[Records from a collection]
[Start of Attachment]

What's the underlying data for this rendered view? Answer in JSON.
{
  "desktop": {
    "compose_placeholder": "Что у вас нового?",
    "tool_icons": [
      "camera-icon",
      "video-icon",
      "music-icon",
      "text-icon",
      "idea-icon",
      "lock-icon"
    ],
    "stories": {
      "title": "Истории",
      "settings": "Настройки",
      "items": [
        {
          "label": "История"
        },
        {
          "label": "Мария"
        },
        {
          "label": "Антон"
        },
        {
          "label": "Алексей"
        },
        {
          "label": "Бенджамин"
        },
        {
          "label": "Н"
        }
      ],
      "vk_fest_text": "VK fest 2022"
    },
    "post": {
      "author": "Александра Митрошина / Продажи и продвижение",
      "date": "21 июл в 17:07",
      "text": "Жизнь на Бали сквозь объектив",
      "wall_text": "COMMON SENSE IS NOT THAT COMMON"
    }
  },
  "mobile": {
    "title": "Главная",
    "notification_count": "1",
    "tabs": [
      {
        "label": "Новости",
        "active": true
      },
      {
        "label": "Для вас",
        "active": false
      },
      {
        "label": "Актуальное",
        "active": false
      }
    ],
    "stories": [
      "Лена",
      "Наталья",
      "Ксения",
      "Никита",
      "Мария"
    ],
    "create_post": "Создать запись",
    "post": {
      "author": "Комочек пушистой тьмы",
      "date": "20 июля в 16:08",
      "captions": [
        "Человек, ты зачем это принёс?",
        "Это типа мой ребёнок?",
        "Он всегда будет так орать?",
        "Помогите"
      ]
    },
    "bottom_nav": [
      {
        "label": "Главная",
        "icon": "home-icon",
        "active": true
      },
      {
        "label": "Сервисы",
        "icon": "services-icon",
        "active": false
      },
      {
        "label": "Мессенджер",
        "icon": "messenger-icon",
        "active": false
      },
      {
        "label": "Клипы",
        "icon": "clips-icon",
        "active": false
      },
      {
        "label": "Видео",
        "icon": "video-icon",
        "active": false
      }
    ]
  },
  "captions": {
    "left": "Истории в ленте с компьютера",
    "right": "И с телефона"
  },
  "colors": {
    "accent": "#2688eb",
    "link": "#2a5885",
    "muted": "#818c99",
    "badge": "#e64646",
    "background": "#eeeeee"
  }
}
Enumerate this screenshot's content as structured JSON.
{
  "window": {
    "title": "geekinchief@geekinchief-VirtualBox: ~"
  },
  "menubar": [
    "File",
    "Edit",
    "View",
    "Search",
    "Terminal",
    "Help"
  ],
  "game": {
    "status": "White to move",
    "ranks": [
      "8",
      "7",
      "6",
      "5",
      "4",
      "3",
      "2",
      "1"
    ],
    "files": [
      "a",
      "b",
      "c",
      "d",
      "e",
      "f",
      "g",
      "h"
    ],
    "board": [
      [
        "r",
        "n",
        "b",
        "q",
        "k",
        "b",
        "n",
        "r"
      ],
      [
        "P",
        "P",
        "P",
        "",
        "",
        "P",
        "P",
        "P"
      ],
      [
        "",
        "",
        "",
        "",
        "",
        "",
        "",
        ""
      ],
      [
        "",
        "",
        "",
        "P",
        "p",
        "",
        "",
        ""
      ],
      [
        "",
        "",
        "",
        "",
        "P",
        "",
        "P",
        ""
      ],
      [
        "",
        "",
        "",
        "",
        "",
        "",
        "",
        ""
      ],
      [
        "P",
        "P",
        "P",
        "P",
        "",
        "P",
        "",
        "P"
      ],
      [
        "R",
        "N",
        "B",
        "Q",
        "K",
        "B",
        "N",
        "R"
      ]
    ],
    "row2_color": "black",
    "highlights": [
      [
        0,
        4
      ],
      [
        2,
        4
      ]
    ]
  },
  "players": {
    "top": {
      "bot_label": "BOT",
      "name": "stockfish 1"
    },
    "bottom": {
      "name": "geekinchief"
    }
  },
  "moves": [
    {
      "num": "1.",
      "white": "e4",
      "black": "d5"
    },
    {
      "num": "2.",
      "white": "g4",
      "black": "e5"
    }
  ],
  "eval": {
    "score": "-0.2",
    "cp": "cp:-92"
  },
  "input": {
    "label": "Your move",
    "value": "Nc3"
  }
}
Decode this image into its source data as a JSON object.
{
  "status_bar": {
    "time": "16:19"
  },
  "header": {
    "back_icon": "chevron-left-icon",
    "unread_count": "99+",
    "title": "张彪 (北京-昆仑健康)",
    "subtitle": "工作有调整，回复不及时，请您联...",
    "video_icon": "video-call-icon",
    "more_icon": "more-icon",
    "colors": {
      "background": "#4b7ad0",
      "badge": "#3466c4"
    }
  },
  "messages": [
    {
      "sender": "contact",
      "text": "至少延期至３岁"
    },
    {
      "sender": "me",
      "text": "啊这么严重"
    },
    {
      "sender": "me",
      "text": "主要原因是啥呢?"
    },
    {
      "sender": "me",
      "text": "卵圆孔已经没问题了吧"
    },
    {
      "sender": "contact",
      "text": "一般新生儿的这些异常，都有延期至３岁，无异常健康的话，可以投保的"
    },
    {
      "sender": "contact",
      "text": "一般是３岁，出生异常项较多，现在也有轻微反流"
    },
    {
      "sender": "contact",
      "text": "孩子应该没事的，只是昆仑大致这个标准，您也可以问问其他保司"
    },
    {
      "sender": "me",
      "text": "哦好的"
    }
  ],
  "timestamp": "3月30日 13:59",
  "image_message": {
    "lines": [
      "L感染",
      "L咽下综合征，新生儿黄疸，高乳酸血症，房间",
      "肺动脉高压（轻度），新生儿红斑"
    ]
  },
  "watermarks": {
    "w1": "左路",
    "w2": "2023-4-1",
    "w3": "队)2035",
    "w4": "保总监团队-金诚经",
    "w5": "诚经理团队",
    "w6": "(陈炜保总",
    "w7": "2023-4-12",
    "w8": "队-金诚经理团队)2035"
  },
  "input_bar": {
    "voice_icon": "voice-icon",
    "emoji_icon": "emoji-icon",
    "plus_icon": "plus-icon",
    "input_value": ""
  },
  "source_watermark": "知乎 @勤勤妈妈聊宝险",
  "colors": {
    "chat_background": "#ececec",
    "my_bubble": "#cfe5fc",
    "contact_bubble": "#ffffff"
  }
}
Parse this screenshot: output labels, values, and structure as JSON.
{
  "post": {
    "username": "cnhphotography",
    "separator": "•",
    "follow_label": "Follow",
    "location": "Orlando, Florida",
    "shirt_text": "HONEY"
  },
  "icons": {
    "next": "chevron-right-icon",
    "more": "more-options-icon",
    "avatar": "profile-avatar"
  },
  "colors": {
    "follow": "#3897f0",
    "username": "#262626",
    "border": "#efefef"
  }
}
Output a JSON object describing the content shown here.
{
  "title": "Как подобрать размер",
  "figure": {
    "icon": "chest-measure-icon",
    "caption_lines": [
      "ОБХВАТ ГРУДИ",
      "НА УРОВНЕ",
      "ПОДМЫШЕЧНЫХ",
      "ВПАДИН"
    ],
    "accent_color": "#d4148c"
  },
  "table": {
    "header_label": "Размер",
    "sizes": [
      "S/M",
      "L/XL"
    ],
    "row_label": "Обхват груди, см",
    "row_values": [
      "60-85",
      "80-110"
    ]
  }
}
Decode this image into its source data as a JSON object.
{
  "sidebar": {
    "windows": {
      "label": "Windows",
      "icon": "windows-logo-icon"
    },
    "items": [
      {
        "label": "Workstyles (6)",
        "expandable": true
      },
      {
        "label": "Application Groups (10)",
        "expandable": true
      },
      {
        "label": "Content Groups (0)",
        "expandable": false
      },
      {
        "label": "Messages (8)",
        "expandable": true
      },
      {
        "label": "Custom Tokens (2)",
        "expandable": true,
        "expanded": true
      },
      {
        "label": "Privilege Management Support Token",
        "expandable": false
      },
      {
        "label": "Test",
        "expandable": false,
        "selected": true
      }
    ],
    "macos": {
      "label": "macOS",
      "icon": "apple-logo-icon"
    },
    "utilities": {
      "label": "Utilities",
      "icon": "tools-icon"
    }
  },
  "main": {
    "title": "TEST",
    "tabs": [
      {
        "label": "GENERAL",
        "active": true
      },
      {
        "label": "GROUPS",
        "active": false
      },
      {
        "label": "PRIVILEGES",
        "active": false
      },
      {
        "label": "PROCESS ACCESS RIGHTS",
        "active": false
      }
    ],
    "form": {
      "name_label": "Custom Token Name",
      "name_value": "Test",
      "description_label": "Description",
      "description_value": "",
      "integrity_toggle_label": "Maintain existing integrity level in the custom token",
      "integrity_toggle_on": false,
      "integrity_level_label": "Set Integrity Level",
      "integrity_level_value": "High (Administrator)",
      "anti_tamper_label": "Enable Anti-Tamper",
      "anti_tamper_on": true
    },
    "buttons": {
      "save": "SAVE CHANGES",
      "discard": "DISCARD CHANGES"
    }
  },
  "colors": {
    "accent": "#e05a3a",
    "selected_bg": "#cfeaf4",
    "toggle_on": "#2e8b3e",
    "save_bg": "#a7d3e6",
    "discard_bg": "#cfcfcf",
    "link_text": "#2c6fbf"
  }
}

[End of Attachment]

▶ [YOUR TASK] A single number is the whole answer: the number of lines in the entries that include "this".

▶ [RESULT] 5